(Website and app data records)
:::::

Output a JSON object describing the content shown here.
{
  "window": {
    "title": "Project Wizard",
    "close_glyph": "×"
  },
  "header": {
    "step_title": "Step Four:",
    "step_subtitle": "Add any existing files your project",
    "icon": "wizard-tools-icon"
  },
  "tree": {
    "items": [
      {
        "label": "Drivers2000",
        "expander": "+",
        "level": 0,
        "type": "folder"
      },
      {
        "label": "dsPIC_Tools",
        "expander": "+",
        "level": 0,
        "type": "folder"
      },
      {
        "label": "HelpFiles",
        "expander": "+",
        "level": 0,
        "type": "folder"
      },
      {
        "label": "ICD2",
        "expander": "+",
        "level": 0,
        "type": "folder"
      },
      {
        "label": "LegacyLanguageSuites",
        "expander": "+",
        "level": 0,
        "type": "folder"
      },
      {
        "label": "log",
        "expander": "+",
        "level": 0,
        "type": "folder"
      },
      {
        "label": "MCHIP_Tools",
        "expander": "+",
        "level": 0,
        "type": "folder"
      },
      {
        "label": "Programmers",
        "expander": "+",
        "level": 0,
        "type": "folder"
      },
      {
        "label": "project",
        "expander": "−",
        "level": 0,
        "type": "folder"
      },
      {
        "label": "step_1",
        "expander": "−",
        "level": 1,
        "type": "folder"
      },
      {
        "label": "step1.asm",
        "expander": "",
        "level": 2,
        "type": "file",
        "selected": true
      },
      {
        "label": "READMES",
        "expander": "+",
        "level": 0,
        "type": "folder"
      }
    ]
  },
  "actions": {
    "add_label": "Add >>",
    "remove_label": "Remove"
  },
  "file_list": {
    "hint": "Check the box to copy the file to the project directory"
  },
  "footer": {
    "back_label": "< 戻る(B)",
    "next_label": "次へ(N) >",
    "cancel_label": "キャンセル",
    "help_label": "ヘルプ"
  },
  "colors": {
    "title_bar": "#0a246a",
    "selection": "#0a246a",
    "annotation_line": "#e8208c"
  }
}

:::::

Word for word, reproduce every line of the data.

Solution for this problem =>
Output a JSON object describing the content shown here.
{
  "window": {
    "title": "Project Wizard",
    "close_glyph": "×"
  },
  "header": {
    "step_title": "Step Four:",
    "step_subtitle": "Add any existing files your project",
    "icon": "wizard-tools-icon"
  },
  "tree": {
    "items": [
      {
        "label": "Drivers2000",
        "expander": "+",
        "level": 0,
        "type": "folder"
      },
      {
        "label": "dsPIC_Tools",
        "expander": "+",
        "level": 0,
        "type": "folder"
      },
      {
        "label": "HelpFiles",
        "expander": "+",
        "level": 0,
        "type": "folder"
      },
      {
        "label": "ICD2",
        "expander": "+",
        "level": 0,
        "type": "folder"
      },
      {
        "label": "LegacyLanguageSuites",
        "expander": "+",
        "level": 0,
        "type": "folder"
      },
      {
        "label": "log",
        "expander": "+",
        "level": 0,
        "type": "folder"
      },
      {
        "label": "MCHIP_Tools",
        "expander": "+",
        "level": 0,
        "type": "folder"
      },
      {
        "label": "Programmers",
        "expander": "+",
        "level": 0,
        "type": "folder"
      },
      {
        "label": "project",
        "expander": "−",
        "level": 0,
        "type": "folder"
      },
      {
        "label": "step_1",
        "expander": "−",
        "level": 1,
        "type": "folder"
      },
      {
        "label": "step1.asm",
        "expander": "",
        "level": 2,
        "type": "file",
        "selected": true
      },
      {
        "label": "READMES",
        "expander": "+",
        "level": 0,
        "type": "folder"
      }
    ]
  },
  "actions": {
    "add_label": "Add >>",
    "remove_label": "Remove"
  },
  "file_list": {
    "hint": "Check the box to copy the file to the project directory"
  },
  "footer": {
    "back_label": "< 戻る(B)",
    "next_label": "次へ(N) >",
    "cancel_label": "キャンセル",
    "help_label": "ヘルプ"
  },
  "colors": {
    "title_bar": "#0a246a",
    "selection": "#0a246a",
    "annotation_line": "#e8208c"
  }
}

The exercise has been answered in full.